A Character Manifesto

By on February 2nd, 2018 in Blog Posts, Entries, Ethics, Human Impacts, Societal Impact

There is a significant “extra” on the Wonder Woman movie DVD called “Finding The Wonder Woman Within. (This link is to a fandom site in China; I was not able to find a U.S. site with the video.) This 23 minute “documentary” features a combination of poetry and (mostly) women speaking to a set of values that the producers of the movie and DC Comics seek to portray with Wonder Woman. It is a “character manifesto,” both in terms of the nature of the movie character and the character values that the poets and interviewees describe. Values like courage, wonder, equality, grace, and power are addressed, often in very powerful ways. The interviewees range from movie and comic folks to NASA engineers and race car drivers.

There is a different public dialog running concurrently right now. One variation of this is the #MeToo explosion of reporting of abuse that has surfaced in a wide range of professions, organizations, and countries. Second were U.S. Woman’s March’s in 2017 and 2018, and the “pink wave” in 2018 with women in the U.S. (and probably beyond) seeking elected office. Finally there is pushback from men like James Damore, “fired after he penned a memo suggesting women were less biologically capable of software engineering” from Google. He has filed a class action lawsuit against Google asserting hiring practices that discriminate against Caucasian and male employees and potential employees.” A key phrase from the USA Today coverage of the suit was Damore’s assertion that “woman are more interested in people than ideas.”

Curiously this is a key point that differentiates Wonder Woman from Superman — as pointed out in another extra on the DVD about the “Trinity” (those two plus Batman). This aspect of Wonder Woman’s character (both meanings) in the movie shows up again and again as she constantly seeks to help people, alleviate suffering, stop killing — all of those “people” things.  Also, this assertion makes the point that Damore fails to embrace — you need diversity to get people who are interested in ideas and people who are interested in people, and many more perspectives as well. I say this after many years as a hiring manager in the computer industry. Managers who seek clones of themselves suffer an organizational threatening myopia. Customers, users, vendors, co-workers come in all shapes and sizes, and to project a single perspective on these essential stakeholders will  limit product and corporate success.

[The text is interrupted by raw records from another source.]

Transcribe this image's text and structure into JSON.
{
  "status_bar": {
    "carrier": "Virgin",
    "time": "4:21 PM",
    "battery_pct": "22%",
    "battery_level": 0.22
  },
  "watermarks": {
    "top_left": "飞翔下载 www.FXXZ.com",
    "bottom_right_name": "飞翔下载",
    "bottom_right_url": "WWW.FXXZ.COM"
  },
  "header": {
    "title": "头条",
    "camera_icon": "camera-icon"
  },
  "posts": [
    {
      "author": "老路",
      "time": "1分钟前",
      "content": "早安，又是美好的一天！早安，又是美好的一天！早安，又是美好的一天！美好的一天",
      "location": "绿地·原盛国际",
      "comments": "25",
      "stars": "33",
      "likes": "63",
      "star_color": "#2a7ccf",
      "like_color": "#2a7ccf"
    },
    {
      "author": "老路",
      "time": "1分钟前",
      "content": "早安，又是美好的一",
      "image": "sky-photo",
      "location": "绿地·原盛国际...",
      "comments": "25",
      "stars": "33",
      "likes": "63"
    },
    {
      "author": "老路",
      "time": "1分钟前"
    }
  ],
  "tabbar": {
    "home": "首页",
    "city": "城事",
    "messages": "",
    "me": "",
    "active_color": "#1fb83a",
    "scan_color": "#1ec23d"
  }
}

But there is another aspect to Wonder Woman and the character manifesto that is significant, one we technologists should heed. Wonder Woman is at best technology neutral, and perhaps anti-technology. Compare her with Iron Man, the consummate engineer. Tony Stark (Iron Man) is always pushing the technology envelope to help people, making the world a better place. This is a driving force behind many technologists. While the end goal is the same with Wonder Woman, she brings goddess powers to address challenges, and is amused or disgusted with the early 20th century industrial world in the movie. This tension, between “technology progress” and a “return to yesteryear” is a very real factor in today’s divisive U.S. political partisanship. There is a very understandable anxiety associated with accelerating “progress,” often seen though the rapid advances of technology on all fronts. We techies must be aware both of the perceived concerns that emerge (often inflamed by fictional plot devices), and the real issues that the unintended impact of our creations may have on society. Again, having diverse perspectives on the requirements, development, and review teams can reduce the risks.

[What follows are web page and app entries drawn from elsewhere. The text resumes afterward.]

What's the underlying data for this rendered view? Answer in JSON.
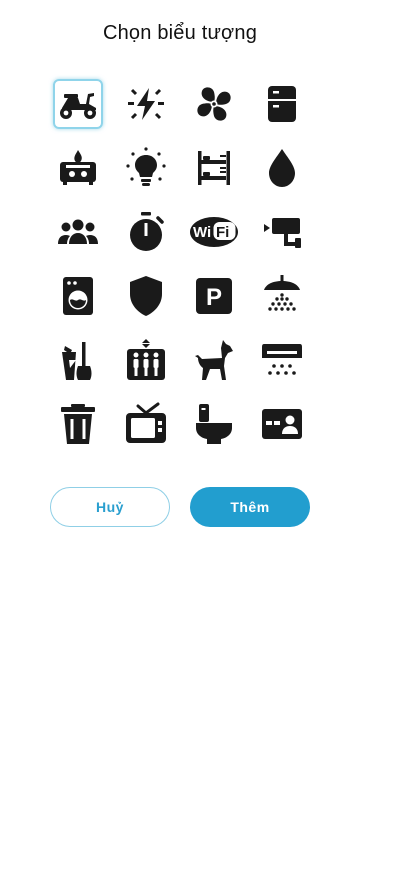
{
  "dialog": {
    "title": "Chọn biểu tượng",
    "cancel_label": "Huỷ",
    "add_label": "Thêm"
  },
  "icons": [
    {
      "name": "scooter-icon",
      "selected": true
    },
    {
      "name": "electricity-icon"
    },
    {
      "name": "fan-icon"
    },
    {
      "name": "fridge-icon"
    },
    {
      "name": "gas-stove-icon"
    },
    {
      "name": "lightbulb-icon"
    },
    {
      "name": "bunk-bed-icon"
    },
    {
      "name": "water-drop-icon"
    },
    {
      "name": "group-icon"
    },
    {
      "name": "timer-icon"
    },
    {
      "name": "wifi-icon",
      "text": "WiFi"
    },
    {
      "name": "security-camera-icon"
    },
    {
      "name": "washing-machine-icon"
    },
    {
      "name": "shield-icon"
    },
    {
      "name": "parking-icon",
      "text": "P"
    },
    {
      "name": "shower-icon"
    },
    {
      "name": "cleaning-icon"
    },
    {
      "name": "elevator-icon"
    },
    {
      "name": "pet-dog-icon"
    },
    {
      "name": "air-conditioner-icon"
    },
    {
      "name": "trash-bin-icon"
    },
    {
      "name": "television-icon"
    },
    {
      "name": "toilet-icon"
    },
    {
      "name": "id-card-icon"
    }
  ],
  "colors": {
    "accent": "#229ecf",
    "icon": "#1a1a1a",
    "selected_border": "#8fd4ea"
  }
}
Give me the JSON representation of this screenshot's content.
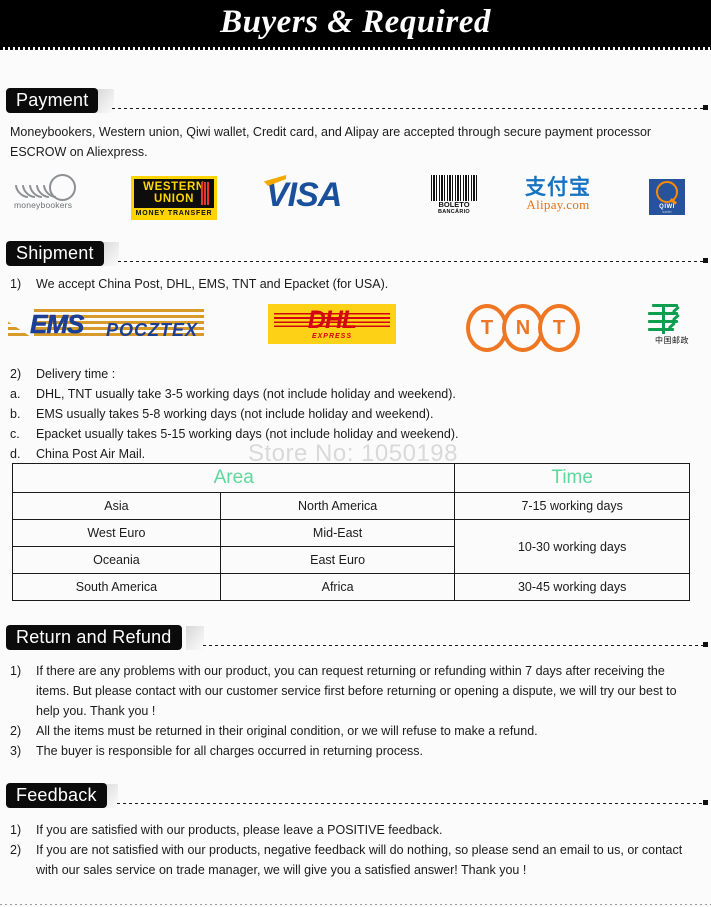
{
  "banner": {
    "title": "Buyers & Required"
  },
  "watermark": "Store No: 1050198",
  "sections": {
    "payment": {
      "tab": "Payment",
      "paragraph": "Moneybookers, Western union, Qiwi wallet, Credit card, and Alipay are accepted through secure payment processor ESCROW on Aliexpress.",
      "logos": [
        {
          "name": "moneybookers-logo",
          "label": "moneybookers"
        },
        {
          "name": "western-union-logo",
          "line1": "WESTERN",
          "line2": "UNION",
          "sub": "MONEY TRANSFER"
        },
        {
          "name": "visa-logo",
          "label": "VISA"
        },
        {
          "name": "boleto-bancario-logo",
          "line1": "BOLETO",
          "line2": "BANCÁRIO"
        },
        {
          "name": "alipay-logo",
          "cn": "支付宝",
          "en": "Alipay.com"
        },
        {
          "name": "qiwi-logo",
          "label": "QIWI",
          "sub": "wallet"
        }
      ]
    },
    "shipment": {
      "tab": "Shipment",
      "item1_num": "1)",
      "item1_text": "We accept China Post, DHL, EMS, TNT and Epacket (for USA).",
      "logos": [
        {
          "name": "ems-pocztex-logo",
          "label": "EMS",
          "sub": "POCZTEX"
        },
        {
          "name": "dhl-logo",
          "label": "DHL",
          "sub": "EXPRESS"
        },
        {
          "name": "tnt-logo",
          "letters": [
            "T",
            "N",
            "T"
          ]
        },
        {
          "name": "china-post-logo",
          "label": "中国邮政"
        }
      ],
      "delivery": [
        {
          "n": "2)",
          "t": "Delivery time :"
        },
        {
          "n": "a.",
          "t": "DHL, TNT usually take 3-5 working days (not include holiday and weekend)."
        },
        {
          "n": "b.",
          "t": "EMS usually takes 5-8 working days (not include holiday and weekend)."
        },
        {
          "n": "c.",
          "t": "Epacket usually takes 5-15 working days (not include holiday and weekend)."
        },
        {
          "n": "d.",
          "t": "China Post Air Mail."
        }
      ],
      "table": {
        "header_area": "Area",
        "header_time": "Time",
        "rows": [
          {
            "col1": "Asia",
            "col2": "North America",
            "time": "7-15 working days",
            "time_rowspan": 1
          },
          {
            "col1": "West Euro",
            "col2": "Mid-East",
            "time": "10-30 working days",
            "time_rowspan": 2
          },
          {
            "col1": "Oceania",
            "col2": "East Euro",
            "time": null,
            "time_rowspan": 0
          },
          {
            "col1": "South America",
            "col2": "Africa",
            "time": "30-45 working days",
            "time_rowspan": 1
          }
        ]
      }
    },
    "return": {
      "tab": "Return and Refund",
      "items": [
        {
          "n": "1)",
          "t": "If there are any problems with our product, you can request returning or refunding within 7 days after receiving the items. But please contact with our customer service first before returning or opening a dispute, we will try our best to  help you. Thank you !"
        },
        {
          "n": "2)",
          "t": "All the items must be returned in their original condition, or we will refuse to make a refund."
        },
        {
          "n": "3)",
          "t": "The buyer is responsible for all charges occurred in returning process."
        }
      ]
    },
    "feedback": {
      "tab": "Feedback",
      "items": [
        {
          "n": "1)",
          "t": "If you are satisfied with our products, please leave a POSITIVE feedback."
        },
        {
          "n": "2)",
          "t": "If you are not satisfied with our products, negative feedback will do nothing, so please send an email to us, or contact with our sales service on trade manager, we will give you a satisfied answer! Thank you !"
        }
      ]
    }
  },
  "colors": {
    "banner_bg": "#000000",
    "page_bg": "#fbfbfc",
    "tab_bg": "#0b0b0b",
    "table_header_green": "#5fd79b",
    "visa_blue": "#1a4f9c",
    "dhl_yellow": "#fcd116",
    "dhl_red": "#d40511",
    "tnt_orange": "#ef7622",
    "china_post_green": "#0f9d4f",
    "qiwi_blue": "#26539c",
    "western_union_yellow": "#ffd400",
    "alipay_blue": "#1673c0",
    "alipay_orange": "#e8700f",
    "ems_blue": "#1c3f94"
  }
}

There is another thread in these movies that reflects a long-term technologists concern. A secondary aspect of Iron Man and The Last Jedi is the “arms dealers” who supply both sides.  Even those who profit from war while maintaining loyalty to a single perspective can raise concerns, particularly if they could exert undue political influence to facilitate conflicts. This is where the character manifesto, and professional ethics may be at odds with corporate objectives and return-on-investment.

Finally, I will point out the female leadership in producing and directing Wonder Woman is one key reason why “Finding the Wonder Woman Within” was created and added to the DVD in the first place. An example of applied diversity. We can hope as we move towards a more balanced and equitable society that these perspectives might reduce the problematic aspects of technology while applying it for the benefit of humanity.